In short, of people who make less than 10k a year, 46% of them play the lottery.  And they play about $600 a year.  Which, by the way, is the cost of a health insurance plan for a 25-year-old man.

I know what I get when I tune in Brad and Britt.  Today was just too much of it.

Goodyear: Bad Policy

The United Steelworkers Union won one the other day. In the deal, the Union was able to win a number of concession from Goodyear:

  1. Minimum staffing levels
  2. Prevention of shifting production to any facility not represented by the Steelworkers Union
  3. $600 million in updates to the plants to keep them modern
  4. Wage and benefit increases
  5. Continuation of cost of living increases.
  6. A plant in Tennessee that was closed will have it’s employees to receive a buy out

So lemme get this straight.  Companies across the country, world in fact, are trying to cut back to minimize the impact of the global recession [which has most certainly ended by the way].  We are seeing staff reductions, we are seeing wage freezes and even in some cases wage roll backs.  All of this in order to keep companies from having to close.  But Goodyear?  What are they doing?  Why, of course, they are promising that they will keep a minimum number of workers on the job; not a maximum.  They are promising that they won’t move work to any plant not in America represented by the SWA.  Yeah, did ya notice that?  The Union didn’t say that they couldn’t move the jobs out of city or out-of-state or country, they simply said that the couldn’t move them where the union didn’t have representation.  So, if Goodyear wanted, they couldn’t move the plant to a Right to Work State and avoid a represented racket work force.  Nice.
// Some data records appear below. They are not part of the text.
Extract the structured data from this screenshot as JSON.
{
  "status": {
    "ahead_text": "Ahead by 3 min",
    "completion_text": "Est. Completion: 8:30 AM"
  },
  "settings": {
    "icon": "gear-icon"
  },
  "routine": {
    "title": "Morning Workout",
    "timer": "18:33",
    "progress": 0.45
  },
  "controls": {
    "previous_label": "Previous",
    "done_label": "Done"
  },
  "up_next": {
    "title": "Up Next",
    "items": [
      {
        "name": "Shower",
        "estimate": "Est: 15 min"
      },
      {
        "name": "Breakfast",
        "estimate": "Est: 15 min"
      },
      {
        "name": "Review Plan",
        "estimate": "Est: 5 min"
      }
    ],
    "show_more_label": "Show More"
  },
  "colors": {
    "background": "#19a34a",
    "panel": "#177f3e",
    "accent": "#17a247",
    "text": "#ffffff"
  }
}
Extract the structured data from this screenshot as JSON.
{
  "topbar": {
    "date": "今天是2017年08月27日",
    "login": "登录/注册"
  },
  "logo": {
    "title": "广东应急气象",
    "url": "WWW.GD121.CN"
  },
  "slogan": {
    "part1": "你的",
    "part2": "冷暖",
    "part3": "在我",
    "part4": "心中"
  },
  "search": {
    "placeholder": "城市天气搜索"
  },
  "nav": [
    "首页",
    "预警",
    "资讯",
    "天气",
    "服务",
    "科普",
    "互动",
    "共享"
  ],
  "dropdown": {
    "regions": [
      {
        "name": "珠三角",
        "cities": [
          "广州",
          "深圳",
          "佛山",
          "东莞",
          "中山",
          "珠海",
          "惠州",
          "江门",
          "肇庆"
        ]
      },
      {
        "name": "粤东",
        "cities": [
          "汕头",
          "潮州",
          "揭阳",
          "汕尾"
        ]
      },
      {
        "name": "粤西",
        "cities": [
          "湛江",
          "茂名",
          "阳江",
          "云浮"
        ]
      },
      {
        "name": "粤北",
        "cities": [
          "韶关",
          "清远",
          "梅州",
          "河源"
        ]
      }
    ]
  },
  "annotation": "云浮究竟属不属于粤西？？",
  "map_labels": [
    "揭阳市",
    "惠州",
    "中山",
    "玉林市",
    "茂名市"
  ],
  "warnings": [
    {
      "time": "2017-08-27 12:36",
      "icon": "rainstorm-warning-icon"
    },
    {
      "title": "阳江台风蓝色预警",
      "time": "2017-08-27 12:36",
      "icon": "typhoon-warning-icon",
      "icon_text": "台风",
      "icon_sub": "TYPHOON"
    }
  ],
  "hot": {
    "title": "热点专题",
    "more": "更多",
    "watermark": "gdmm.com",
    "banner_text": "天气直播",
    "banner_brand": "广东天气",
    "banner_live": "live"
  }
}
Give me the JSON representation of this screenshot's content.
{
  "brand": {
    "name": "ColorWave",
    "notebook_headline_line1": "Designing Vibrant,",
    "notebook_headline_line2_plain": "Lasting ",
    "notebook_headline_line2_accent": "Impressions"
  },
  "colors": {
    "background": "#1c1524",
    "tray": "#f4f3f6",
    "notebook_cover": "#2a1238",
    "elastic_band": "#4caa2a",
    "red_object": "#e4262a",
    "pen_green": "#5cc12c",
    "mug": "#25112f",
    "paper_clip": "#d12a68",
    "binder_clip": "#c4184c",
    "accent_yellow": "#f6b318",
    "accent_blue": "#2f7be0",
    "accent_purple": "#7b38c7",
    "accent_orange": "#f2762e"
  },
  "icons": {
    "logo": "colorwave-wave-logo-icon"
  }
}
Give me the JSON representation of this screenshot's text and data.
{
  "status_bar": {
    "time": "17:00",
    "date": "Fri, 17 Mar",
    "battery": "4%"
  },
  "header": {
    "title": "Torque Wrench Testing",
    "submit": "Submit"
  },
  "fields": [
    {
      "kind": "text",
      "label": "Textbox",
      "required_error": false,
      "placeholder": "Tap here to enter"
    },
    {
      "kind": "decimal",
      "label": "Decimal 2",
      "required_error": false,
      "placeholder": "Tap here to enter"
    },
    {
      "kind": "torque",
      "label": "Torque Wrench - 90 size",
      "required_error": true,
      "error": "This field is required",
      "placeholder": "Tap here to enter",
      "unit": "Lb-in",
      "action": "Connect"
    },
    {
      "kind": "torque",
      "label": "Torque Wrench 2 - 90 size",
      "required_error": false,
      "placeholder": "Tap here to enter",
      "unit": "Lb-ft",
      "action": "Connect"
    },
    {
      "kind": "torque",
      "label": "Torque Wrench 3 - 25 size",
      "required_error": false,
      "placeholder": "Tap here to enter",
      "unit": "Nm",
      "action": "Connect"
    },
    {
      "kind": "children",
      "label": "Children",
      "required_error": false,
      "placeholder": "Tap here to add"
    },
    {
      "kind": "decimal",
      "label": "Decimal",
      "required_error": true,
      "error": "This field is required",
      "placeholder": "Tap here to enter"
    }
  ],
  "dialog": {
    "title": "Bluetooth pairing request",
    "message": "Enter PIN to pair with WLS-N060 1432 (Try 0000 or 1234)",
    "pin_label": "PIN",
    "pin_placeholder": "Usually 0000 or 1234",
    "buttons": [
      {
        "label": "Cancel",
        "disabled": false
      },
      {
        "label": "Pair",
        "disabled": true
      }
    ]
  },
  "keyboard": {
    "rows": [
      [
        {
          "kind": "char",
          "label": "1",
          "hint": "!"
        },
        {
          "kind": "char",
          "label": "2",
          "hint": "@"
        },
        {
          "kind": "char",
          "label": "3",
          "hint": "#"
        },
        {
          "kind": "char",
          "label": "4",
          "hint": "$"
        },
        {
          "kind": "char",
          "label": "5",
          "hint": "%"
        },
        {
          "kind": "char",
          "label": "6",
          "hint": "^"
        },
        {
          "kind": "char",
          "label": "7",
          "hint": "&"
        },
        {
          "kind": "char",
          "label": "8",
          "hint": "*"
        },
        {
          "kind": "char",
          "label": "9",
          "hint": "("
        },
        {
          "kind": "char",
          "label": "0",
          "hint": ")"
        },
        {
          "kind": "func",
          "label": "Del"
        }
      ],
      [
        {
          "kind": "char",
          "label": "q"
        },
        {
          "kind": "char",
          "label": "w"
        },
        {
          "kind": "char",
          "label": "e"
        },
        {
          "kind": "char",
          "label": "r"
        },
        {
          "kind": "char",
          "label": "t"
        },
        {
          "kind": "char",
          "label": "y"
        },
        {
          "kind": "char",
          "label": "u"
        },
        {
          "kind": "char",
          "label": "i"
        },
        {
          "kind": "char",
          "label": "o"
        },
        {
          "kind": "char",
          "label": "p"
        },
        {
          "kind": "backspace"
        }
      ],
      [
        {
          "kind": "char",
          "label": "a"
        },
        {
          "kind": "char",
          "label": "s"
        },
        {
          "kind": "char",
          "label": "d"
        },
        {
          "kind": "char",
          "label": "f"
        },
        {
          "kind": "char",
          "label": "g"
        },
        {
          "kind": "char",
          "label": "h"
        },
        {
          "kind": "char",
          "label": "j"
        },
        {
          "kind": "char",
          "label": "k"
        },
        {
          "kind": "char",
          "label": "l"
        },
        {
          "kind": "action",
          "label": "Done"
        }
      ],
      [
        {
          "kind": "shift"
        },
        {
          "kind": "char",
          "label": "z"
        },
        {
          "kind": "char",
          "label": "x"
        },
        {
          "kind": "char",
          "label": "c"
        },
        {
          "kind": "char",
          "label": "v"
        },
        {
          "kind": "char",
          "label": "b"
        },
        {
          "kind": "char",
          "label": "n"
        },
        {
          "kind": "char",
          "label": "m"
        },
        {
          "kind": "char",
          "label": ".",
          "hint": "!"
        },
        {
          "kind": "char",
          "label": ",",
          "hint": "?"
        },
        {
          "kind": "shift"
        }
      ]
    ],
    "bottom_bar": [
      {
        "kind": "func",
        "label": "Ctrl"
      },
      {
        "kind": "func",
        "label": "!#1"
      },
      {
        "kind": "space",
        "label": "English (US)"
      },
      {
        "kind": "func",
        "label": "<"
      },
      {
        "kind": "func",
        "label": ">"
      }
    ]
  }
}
Further, the Union was able to provide raises on top of cost of living increases to its membership.  All the while forcing Goodyear to spend $600 million in the plants so that they would be anchored to this ship wreck for the next several years.  Awesome.  Simply awesome.

Meanwhile,the only mention of why  these plants are in need of protection comes when the article mentions:

The Tennessee factory has been severely hurt by the economic downturn and an influx of cheap tires from China

Let’s ignore the fact that all of the tire buying American’s enjoy the “cheap tires from China.”  We like to have things provided to us at a price that is less expensive than we could otherwise find in the market.  So, while the American tire makers may see a decline in their sales, or at least in their profits, the rest of America see more money in their pockets.  This could be anyone from the single mother trying to make it to work to the florist that has to rely on tires to deliver her flowers on time.  All of this means added productivity.

Allocation of scare resources with multiple uses.

What we have now is an artificial allocation.  Or, people spending money on things that they wouldn’t otherwise spend that money on.  Which is almost always not optimal.  And somehow the press and the world rejoices at the fact that some Union jobs are saved at the expense of jobs elsewhere in the economy.  Jobs that have long ago ceased to be meaningful means of employment here in the US.  Here, you see, we are known for innovation and for services.  We need to free resources from the manual labor of tire making in order to free those minds to invent new kinds of tires.  Or news kinds of rubber.  Or any other of a long list of things yet to be invented but now prevented from being discovered.  All because of a racket.

But how, may you ask, can Goodyear continue to survive in this system where it is forced to pay fees and services to a work force that isn’t worth those fees and services?  Because, Mr. Obama has allowed Goodyear to charge an extra 35% for its tires adding directly to that companies bottom line.